Have you ever had a moment when your life felt like a plane taking a nosedive? That nothing short of a miracle could save you from disaster? Perhaps you had a tough decision looming and couldn’t make up your mind; didn’t get the job opportunity or housing situation or scholarship that you had thought was the answer to your prayers; or felt that you messed up a relationship for good and life could never be the same.
Looking back on these moments in my life, I see that the crash never came – that oftentimes my life took a positive turn in a new, hitherto unimagined direction. It is hard to see this in the moment, though: uncertainty (i.e. lack of control) can be frightening. It can lead to hopelessness and apathy, or it can lead to a crippling effort to control the uncontrollable. When embraced in a healthy way, uncertainty does something entirely different: it enlivens and excites, and yes, it even offers a sense of freedom.
I recently began dancing Argentine tango, a discipline suffused with metaphor applying to life and relationships. Unlike its cousin, ballroom tango, Argentine tango is a social dance and has no default “basic step;” it is largely improvisational. The lead (usually a man) gives the follow (usually a woman) subtle signals to shift her weight, and then she steps back, forward, or sideways slowly or quickly, based on the direction and momentum of her partner’s frame. The goal in Argentine tango is for two partners to feel the music and express it together as one. A similar effort of two to join together to produce something beautiful is at the heart of all creation, including our relationships with others and with the Lord. The techniques I am learning to refine and improve my performance as a tango follow offer a glimpse of the order and trust that allows the Lord to lead us around life’s uncertain, yet wonderfully freeing, dance floor.
God is the lead, we are the follow.
A competent tango lead gets close to his partner without coercing or restricting her, or stepping on her feet. He looks ahead, and avoids crashes by leading his partner around obstacles. He pays attention to his partner’s individual style and abilities, and adjusts his lead so that she can understand and follow his moves. The lead gently invites the follow to move, but never forces her. If the follow makes a mistake and misses a lead, he takes what she does and turns it into something beautiful if he can, and continues on with the dance. The Lord does all of these things, if we allow Him the chance.

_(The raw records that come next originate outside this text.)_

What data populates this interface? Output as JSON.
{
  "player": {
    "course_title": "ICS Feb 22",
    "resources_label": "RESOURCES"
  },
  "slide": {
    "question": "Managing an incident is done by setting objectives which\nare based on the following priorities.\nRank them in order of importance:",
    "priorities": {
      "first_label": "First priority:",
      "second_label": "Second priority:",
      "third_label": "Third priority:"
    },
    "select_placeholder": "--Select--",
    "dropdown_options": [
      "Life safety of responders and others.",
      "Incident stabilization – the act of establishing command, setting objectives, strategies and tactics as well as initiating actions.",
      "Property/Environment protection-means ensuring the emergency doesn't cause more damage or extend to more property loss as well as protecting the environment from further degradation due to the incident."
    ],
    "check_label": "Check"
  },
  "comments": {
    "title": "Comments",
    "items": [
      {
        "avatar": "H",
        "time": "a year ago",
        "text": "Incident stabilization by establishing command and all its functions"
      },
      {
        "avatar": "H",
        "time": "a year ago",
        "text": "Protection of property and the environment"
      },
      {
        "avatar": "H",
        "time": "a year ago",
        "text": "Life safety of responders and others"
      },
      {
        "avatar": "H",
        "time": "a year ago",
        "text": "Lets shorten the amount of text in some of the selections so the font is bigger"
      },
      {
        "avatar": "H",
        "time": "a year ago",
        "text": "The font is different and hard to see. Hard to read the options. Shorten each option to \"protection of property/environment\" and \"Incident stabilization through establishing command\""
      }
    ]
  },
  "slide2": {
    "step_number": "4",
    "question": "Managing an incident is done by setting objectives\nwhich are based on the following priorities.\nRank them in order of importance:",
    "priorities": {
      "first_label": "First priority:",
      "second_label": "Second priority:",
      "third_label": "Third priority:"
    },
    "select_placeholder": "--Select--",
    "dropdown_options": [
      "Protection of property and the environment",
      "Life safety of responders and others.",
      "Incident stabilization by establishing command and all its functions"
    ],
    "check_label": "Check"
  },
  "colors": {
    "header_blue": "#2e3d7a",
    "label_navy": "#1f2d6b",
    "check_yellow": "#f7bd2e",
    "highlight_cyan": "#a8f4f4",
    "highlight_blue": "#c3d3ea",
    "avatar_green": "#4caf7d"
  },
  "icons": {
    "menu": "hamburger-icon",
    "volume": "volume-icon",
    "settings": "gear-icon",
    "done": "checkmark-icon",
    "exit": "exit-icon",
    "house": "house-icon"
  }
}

Argentine tango is a reciprocal dance. The lead cannot do his part properly, unless the follower is stable, centered, focused (on him), and ready to respond. Following is not a passive process; it involves keeping a firm, but supple frame, and engaging the muscles. It is the same in our lives: the Lord can only lead us well if we try to keep our lives in order, by keeping our priorities straight and keeping His commandments. When we meet an unexpected move with tenseness and resistance, it may be difficult for Him to lead us forward. The same goes for anticipating a step before it is led. If the follow places her foot down early, she may miss the move her partner intends. While the frame is important, we have to relax enough to feel His subtle leads. The Lord can easily lead a truly responsive, open follow through beautiful and complex patterns. When we reach beyond the fear of uncertainty, and say “Thy will be done” with a readiness to follow, He can work wonders in our lives!